196 F2d 937 Southwest Airways Co v. Civil Aeronautics Board
196 F.2d 937
SOUTHWEST AIRWAYS CO.
CIVIL AERONAUTICS BOARD.
United States Court of Appeals Ninth Circuit.
May 19, 1952.
Kramer, Morrison, Roche & Perry and Walter Roche, Phoenix, Ariz., for petitioner, Southwest Airways Co.
G. Robert Henry, Las Vegas, Nev., for Intervener, Bonanza Air Lines, Inc.
H. G. Morison, Asst. Atty. Gen., J. Roger Wollenberg, Sp. Asst. to the Atty. Gen., John H. Wanner, Associate Gen. Counsel, Civil Aeronautics Board, Emory T. Nunneley, Jr., Gen. Counsel, Civil Aeronautics Board, James L. Highsaw, Jr., Chief, Litigation and Research Division, Civil Aeronautics Board, Washington, D. C., for respondent.
Before DENMAN, Chief Judge, and STEPHENS and BONE, Circuit Judges.
DENMAN, Chief Judge.
This is a petition by Southwest Airways Co. to review another aspect of the same Civil Aeronautics Board order of January 17, 1952, involved in Western Air Lines, Inc., v. Civil A. B., 9 Cir., 196 F.2d 933. As stated in the other case, the Board inter alia denied Southwest's application for award of an air route from Los Angeles to Phoenix via certain way points; and Southwest attacks this order insofar as it reaffirms a previous Board order on March 10, 1950, which had rescinded a temporary certificate, granted to Southwest but not yet effective, which covered this route.
The only additional fact that should be stated is that the Board, as part of the California-Nevada Service Case, had issued a temporary certificate to Southwest covering the Los Angeles-Phoenix route on December 19, 1949. The order of that date granting this certificate was in final form, but the temporary certificate appended to the order had the following condition attached to it:
"This certificate, as amended, shall be effective on February 17, 1950: Provided, however, that prior to the date on which the certificate, as amended, would otherwise become effective the Board, either on its own initiative or upon the filing of a petition or petitions seeking consideration of the Board's order of December 19, 1949 (Order Serial No. E-3727), insofar as such order authorizes the issuance of this certificate, as amended, may by order or orders extend such effective date from time to time."
Western Air Lines and others did petition the Board for reconsideration of its December 19, 1949 order and accordingly the effective date of Southwest's certificate was changed to March 31, 1950. Prior to that time, on March 10, 1950, the Board, acting on the various petitions for reconsideration and the answers of Southwest thereto, rescinded Southwest's temporary certificate for the Los Angeles-Phoenix route. It was this rescission which was reaffirmed on January 17, 1952.
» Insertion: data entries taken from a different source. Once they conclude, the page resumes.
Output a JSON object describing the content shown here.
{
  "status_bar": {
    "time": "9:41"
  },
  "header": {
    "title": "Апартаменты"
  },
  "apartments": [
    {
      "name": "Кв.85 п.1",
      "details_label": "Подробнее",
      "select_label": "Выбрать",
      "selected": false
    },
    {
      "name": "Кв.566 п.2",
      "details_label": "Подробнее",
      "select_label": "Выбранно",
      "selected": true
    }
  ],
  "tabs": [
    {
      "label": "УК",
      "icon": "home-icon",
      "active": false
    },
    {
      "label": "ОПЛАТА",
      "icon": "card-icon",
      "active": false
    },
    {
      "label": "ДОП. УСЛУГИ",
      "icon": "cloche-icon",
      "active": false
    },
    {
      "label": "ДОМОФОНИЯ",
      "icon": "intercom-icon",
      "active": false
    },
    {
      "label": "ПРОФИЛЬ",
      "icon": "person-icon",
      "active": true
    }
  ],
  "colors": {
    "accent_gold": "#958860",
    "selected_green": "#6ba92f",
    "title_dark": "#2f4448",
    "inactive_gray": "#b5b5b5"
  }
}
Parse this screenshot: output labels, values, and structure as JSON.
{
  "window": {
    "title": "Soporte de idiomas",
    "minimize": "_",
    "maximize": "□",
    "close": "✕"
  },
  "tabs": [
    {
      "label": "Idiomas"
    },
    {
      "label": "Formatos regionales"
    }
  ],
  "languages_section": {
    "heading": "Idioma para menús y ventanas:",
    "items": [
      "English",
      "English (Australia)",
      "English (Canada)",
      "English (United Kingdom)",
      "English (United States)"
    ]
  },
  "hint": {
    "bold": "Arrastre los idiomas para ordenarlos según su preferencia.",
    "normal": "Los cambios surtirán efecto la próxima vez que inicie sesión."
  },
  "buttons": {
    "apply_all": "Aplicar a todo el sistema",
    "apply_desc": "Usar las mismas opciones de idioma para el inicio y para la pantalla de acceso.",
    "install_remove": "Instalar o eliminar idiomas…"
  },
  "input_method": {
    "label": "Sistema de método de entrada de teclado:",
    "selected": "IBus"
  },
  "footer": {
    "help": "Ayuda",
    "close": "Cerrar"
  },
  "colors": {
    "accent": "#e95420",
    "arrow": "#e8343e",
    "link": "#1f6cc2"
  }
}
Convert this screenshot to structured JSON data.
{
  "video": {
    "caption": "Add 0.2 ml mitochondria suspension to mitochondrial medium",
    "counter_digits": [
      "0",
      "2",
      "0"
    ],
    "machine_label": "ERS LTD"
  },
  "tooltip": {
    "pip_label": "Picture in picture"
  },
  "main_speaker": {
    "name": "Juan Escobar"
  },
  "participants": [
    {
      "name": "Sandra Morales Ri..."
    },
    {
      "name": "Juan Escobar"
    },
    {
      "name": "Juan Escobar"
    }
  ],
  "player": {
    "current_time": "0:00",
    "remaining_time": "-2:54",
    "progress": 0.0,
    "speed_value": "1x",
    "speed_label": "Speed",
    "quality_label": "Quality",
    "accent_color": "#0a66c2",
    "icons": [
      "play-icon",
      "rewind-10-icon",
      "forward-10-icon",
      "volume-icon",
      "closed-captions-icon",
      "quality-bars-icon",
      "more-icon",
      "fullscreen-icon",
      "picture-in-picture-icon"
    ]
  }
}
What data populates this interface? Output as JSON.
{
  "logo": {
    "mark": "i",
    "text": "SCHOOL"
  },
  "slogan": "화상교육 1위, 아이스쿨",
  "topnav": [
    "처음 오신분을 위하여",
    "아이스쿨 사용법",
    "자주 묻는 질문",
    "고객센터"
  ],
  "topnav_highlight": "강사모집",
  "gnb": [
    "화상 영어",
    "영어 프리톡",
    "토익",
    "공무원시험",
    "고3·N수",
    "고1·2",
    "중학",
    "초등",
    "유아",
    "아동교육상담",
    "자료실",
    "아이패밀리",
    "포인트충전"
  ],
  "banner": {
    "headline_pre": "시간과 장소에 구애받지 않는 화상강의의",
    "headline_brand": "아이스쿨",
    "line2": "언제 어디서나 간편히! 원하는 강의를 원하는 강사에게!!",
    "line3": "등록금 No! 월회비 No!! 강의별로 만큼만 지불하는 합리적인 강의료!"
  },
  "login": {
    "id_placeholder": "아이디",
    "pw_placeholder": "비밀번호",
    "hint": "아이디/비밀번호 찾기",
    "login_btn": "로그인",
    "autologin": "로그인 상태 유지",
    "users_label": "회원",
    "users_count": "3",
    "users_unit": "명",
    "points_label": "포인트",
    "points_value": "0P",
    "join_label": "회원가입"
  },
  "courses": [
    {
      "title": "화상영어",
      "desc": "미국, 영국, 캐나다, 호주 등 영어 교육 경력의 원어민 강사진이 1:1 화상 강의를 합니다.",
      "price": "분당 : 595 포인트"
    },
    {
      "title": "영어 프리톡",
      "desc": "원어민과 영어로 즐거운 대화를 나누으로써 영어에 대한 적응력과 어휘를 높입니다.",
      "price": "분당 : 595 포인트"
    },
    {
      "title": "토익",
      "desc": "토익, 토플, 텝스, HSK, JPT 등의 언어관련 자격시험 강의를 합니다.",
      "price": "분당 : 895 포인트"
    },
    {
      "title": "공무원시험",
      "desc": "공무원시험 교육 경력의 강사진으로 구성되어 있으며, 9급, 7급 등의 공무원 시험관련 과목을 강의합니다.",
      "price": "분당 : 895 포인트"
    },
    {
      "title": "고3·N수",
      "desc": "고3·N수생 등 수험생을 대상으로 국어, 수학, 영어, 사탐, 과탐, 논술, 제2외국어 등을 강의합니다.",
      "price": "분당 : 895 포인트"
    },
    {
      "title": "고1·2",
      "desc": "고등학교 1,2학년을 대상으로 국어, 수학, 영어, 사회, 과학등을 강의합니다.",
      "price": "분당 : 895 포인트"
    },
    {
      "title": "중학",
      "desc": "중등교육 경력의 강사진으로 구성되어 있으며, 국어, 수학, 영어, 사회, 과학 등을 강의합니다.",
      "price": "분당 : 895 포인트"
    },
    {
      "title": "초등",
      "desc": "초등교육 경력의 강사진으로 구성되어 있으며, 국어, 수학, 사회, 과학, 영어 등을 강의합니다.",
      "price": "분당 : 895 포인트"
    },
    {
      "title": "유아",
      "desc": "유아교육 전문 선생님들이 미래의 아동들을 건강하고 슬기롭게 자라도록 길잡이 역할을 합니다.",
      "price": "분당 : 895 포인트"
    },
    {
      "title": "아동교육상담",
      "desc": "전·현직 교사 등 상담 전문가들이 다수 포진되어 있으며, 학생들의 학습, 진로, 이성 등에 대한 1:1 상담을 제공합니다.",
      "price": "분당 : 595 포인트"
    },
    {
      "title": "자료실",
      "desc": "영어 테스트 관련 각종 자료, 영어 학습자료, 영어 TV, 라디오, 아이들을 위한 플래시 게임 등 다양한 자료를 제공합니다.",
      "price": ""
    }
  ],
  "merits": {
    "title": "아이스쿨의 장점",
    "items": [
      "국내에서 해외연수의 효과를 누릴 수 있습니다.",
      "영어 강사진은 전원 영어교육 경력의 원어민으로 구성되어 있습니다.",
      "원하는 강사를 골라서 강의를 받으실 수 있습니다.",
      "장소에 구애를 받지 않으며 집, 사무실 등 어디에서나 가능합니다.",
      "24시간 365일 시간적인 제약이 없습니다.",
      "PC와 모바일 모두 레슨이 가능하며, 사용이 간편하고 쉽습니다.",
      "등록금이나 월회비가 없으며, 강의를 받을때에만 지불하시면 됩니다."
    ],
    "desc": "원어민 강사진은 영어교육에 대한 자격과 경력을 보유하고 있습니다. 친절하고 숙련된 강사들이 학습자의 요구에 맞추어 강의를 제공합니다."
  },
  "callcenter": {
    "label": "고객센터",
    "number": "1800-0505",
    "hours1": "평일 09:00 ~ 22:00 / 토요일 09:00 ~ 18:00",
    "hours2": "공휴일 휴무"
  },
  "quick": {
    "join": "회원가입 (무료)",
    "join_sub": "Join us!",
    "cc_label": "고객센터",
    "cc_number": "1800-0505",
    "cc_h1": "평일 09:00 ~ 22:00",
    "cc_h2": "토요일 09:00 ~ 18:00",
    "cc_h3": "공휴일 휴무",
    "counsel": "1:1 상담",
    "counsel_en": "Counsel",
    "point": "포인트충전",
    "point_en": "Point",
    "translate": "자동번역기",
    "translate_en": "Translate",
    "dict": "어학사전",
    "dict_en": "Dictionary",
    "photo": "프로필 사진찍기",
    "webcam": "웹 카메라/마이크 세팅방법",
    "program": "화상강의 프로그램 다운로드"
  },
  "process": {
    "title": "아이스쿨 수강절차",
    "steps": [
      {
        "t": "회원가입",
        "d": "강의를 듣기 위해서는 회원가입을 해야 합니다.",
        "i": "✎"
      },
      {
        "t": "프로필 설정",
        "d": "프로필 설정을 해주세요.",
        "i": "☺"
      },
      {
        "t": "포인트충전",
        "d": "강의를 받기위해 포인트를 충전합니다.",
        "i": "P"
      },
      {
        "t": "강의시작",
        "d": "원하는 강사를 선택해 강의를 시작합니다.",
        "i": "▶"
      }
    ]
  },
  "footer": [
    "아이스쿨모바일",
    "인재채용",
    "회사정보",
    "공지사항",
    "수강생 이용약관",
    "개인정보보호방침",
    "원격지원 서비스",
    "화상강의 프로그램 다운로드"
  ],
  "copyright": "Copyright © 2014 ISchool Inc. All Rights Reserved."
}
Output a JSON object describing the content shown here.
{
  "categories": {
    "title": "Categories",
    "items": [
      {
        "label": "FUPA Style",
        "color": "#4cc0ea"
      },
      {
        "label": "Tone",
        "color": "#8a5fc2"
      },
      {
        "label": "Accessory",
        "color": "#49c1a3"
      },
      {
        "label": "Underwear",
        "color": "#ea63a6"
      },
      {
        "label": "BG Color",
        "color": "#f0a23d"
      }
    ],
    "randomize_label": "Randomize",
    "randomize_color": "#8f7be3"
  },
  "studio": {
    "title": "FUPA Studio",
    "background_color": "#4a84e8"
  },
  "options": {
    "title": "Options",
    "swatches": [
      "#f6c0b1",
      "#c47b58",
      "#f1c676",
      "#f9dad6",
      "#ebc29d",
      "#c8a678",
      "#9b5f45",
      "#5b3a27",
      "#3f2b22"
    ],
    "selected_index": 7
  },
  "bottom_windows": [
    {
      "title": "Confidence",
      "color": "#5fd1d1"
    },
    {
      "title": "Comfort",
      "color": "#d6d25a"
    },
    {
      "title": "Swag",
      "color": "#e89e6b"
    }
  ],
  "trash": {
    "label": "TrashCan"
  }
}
The first challenge of the rescission order is that it was not based on findings in accordance with 49 U.S.C.A. § 645(f). The Board made a finding that the need for local air service proposed by Southwest could best be determined by reopening the California-Nevada Service Case and consolidating Southwest's application with that of Western for the Yuma-Phoenix route and with the Board proceedings to determine if Western and Arizona Airways should be suspended from routes in that area. This was a sufficient finding on which to base the conclusion that Southwest's temporary certificate should be rescinded so that a fresh look could be taken of the local air service problem.
Southwest also argues that the rescission of a still ineffective certificate must be done in accordance with the revocation provisions of 49 U.S.C.A. § 481(h). We do not agree. The certificate was by its terms in a state of suspension totally dependent on the Board's order which had sired it. The Board points to its administrative practice of postponing certificates of this character so that time may be allowed for petition for reconsideration of the parent orders. See Kansas City-Memphis-Florida case, 9 C.A.B. 401 (1948). The Board certainly has the power to reconsider its orders and set them aside, 49 U.S. C.A. § 645(a) and (d), and if certificates not yet effective are dependent on those orders, they will also be extinguished. The situation is totally different from that in which a certificate has become effective.
The order of the Board is affirmed.